FK: What is important for you, as a storyteller, to make sure you are conveying to your listeners?
BH: You know, I deal a lot with stories. What’s really interesting for me personally is, as an actor from mostly theater and television, I realized that over this year that I am a storyteller by profession. That’s kind of what I’m used to doing. However, the stories I tell are often just a small part of someone else’s story. You know I’m a character in play - whether a lead or a co-star. I’m a character in a TV show, but that may just be a few scenes, or a few episodes of something. So, I play these small parts that help tell a greater story that someone else has created. And, I love doing that! That is, kind of, my life’s work and I always enjoy that. But, this is the first time that I was telling my own story. So, there is a responsibility. I wanted to tell it truthfully. I wanted to tell it honestly. I didn’t want to embellish too much to the point of trying to write something outside myself - like to attempt to write a thriller. That wasn’t it at all. It was more kind of the flashes of memory - the ambiguity. The idea that our memories are stories that we tell ourselves long enough over time that our revised version of that story become true. So, I’m hoping that the listener will take away some universal truths about an ordinary person – an ‘every man’ or ‘every woman’ – caught up in extraordinary circumstances. And how do we get past that? How are we resilient in life? How do we move forward and allow these things to shape us but not be debilitating?
FK: Why do you think a scripted series, even in a podcast format, is something audiences need in this day and age?
BH: From my point of view, whether I was aware of it or not, I subconsciously would escape into different scripted series. After four years of watching news that was making my head spin and feeling terrible about the reality of what we were all dealing with, I would find comfort in a scripted series. You do find there is that water cooler element in a scripted series, even though many of us aren’t physically at work these days. There is that sense of going to a dinner party and talking about something you are listening to or something you’re watching on TV. I’m a big fan of these streaming hubs, and I’ve been in some of those shows. I like consuming content that way. I also think that there’s something comforting about watching something that isn’t just about current events or politics. Something that allows you to think about some deeper questions – maybe relate some experience in your own life to what these characters are going through. I think there’s a reason why these fiction podcasts have become more popular. By combining amazing content, a story, great actors, music and soundscape; there’s just so much there for someone to listen to. So much that it does harken back to those radio dramas of the past, which I think is comforting.

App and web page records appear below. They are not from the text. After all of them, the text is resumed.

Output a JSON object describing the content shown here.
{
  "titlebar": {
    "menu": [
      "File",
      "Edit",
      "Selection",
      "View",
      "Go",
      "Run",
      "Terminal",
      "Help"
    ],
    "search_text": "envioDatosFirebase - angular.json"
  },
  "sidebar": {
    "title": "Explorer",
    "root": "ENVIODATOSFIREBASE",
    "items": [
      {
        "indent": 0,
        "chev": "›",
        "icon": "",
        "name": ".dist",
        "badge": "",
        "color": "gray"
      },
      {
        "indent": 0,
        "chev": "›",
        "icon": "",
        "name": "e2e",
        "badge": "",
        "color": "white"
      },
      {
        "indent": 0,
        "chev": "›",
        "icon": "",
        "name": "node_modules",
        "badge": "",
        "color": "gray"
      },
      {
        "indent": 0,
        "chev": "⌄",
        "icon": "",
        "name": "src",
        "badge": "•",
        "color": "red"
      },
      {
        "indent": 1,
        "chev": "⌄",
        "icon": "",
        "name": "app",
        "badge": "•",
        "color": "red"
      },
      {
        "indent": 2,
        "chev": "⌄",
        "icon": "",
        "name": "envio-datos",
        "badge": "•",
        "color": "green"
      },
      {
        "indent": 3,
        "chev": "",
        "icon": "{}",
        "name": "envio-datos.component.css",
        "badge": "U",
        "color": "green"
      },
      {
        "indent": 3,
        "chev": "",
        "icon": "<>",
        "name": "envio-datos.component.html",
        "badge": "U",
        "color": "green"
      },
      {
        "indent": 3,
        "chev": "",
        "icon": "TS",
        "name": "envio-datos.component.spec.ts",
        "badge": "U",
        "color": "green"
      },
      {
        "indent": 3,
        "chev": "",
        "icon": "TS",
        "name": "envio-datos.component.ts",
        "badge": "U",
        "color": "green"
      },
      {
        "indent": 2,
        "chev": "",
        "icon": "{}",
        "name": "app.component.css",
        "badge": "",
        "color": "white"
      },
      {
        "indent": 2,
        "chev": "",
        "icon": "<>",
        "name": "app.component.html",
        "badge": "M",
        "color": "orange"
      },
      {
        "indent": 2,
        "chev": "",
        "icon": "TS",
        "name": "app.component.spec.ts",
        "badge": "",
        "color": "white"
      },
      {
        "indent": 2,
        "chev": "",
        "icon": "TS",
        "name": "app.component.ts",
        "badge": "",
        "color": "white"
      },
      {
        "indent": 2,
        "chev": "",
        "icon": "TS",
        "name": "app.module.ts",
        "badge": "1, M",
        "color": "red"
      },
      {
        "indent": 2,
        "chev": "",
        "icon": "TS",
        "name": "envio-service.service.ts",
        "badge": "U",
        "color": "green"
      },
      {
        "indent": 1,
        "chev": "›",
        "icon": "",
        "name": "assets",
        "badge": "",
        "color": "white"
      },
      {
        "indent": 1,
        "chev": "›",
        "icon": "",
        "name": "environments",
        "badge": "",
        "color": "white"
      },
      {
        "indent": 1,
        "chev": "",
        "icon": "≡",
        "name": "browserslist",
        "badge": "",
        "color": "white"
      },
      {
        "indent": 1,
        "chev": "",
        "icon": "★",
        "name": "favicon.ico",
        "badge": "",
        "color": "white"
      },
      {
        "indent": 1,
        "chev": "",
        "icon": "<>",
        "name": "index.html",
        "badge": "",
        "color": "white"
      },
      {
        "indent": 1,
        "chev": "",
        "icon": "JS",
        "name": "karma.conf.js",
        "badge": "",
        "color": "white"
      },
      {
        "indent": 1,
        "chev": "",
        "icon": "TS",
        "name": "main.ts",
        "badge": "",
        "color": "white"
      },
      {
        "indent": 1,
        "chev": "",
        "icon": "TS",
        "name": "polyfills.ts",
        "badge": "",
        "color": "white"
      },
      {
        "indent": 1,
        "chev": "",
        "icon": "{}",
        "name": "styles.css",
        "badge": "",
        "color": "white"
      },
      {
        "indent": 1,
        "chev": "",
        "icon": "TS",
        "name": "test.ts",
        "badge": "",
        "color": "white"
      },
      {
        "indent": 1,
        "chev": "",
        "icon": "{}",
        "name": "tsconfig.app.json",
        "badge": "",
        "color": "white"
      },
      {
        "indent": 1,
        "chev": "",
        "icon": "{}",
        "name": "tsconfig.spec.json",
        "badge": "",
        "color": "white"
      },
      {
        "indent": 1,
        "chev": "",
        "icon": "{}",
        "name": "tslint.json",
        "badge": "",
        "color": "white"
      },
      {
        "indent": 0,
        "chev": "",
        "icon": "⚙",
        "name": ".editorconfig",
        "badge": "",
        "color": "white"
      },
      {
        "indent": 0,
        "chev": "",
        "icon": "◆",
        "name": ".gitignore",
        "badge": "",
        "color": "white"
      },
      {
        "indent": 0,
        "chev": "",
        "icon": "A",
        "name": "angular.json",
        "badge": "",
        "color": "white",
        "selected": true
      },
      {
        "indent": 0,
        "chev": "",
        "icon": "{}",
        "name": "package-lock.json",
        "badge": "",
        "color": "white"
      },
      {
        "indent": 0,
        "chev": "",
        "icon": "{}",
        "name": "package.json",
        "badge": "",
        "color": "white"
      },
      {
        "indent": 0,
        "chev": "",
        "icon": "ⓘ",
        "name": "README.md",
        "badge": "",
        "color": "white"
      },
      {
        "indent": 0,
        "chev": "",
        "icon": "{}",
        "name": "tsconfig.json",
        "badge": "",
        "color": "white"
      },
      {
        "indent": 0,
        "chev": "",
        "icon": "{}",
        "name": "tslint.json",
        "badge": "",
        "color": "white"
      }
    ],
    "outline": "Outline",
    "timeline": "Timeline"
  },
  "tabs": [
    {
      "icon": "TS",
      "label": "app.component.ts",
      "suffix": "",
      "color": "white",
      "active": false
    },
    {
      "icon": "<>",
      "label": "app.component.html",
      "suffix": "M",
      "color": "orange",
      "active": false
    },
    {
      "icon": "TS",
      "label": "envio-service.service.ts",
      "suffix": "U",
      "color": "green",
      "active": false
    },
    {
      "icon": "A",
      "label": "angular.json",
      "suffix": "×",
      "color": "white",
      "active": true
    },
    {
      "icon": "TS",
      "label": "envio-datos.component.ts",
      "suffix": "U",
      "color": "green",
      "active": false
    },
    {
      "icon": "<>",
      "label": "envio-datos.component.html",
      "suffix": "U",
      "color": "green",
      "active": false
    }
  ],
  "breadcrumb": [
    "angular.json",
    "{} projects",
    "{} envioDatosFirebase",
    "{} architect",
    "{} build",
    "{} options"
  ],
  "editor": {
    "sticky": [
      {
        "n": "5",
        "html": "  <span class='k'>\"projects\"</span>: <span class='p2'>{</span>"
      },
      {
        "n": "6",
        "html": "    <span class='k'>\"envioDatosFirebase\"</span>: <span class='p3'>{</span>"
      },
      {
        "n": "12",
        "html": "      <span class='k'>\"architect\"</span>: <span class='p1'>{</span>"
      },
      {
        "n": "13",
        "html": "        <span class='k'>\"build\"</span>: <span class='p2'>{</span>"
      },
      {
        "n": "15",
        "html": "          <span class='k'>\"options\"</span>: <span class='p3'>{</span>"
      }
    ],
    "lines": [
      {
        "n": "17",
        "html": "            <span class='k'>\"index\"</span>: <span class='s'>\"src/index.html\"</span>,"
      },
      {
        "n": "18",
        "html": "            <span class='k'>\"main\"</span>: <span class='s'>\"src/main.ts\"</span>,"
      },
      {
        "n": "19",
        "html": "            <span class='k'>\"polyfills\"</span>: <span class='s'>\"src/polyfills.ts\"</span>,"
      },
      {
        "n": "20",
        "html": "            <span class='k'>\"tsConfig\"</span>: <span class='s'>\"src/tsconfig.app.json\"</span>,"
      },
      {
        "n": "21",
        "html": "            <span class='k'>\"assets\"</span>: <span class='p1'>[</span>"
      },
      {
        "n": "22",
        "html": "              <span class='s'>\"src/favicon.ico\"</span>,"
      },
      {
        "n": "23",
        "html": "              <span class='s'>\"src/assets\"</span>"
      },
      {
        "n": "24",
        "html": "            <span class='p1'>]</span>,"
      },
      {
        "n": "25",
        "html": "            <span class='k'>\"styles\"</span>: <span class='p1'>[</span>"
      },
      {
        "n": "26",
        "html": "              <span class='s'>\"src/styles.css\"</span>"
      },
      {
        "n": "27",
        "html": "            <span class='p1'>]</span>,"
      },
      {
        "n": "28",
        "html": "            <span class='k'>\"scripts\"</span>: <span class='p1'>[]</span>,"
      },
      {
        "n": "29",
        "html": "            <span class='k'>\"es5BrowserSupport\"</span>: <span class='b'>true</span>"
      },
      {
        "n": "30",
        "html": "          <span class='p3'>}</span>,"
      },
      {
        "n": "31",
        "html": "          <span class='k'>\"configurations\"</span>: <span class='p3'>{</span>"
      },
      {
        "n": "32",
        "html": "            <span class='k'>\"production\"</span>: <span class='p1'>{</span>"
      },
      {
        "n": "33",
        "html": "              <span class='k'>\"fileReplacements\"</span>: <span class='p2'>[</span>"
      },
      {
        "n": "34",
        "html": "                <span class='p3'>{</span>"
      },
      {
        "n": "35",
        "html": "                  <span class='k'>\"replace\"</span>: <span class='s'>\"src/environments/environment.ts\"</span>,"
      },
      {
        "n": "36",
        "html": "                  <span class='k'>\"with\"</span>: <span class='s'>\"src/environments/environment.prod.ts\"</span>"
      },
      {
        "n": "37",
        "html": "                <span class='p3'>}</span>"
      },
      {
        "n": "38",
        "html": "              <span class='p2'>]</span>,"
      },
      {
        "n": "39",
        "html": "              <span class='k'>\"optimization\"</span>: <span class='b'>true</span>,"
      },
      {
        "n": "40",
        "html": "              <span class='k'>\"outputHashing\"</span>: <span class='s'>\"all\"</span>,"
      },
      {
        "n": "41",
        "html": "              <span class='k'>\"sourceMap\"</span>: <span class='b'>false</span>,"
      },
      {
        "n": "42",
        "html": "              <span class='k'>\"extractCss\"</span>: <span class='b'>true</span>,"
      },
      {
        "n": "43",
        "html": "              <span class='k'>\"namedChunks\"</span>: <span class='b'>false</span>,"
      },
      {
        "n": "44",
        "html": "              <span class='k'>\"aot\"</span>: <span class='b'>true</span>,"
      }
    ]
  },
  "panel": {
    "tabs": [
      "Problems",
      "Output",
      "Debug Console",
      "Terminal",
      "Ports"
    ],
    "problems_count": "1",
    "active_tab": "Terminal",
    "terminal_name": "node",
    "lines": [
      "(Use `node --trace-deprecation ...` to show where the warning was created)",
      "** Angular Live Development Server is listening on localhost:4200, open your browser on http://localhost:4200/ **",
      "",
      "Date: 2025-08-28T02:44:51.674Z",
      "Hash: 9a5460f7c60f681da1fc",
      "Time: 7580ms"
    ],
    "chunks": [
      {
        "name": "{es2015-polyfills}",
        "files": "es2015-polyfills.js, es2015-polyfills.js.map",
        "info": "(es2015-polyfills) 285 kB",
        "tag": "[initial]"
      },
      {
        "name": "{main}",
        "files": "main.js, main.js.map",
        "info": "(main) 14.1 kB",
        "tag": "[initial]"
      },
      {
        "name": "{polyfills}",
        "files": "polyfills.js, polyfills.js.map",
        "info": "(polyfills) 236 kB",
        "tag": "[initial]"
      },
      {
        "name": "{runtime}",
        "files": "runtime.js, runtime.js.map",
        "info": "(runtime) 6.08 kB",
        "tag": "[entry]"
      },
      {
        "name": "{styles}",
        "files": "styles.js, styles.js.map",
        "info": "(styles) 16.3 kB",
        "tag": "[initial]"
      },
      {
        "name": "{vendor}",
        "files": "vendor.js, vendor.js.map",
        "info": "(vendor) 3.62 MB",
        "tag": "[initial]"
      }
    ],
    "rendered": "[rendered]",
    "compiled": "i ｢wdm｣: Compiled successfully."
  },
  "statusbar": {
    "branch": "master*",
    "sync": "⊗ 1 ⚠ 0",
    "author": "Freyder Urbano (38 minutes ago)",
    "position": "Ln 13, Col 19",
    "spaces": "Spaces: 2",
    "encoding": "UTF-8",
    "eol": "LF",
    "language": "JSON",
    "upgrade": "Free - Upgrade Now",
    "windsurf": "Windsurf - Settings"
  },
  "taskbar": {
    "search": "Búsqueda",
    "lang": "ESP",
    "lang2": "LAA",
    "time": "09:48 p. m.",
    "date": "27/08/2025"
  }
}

For more information on "I Still Think About You," please visit: www.istillthinkaboutyou.com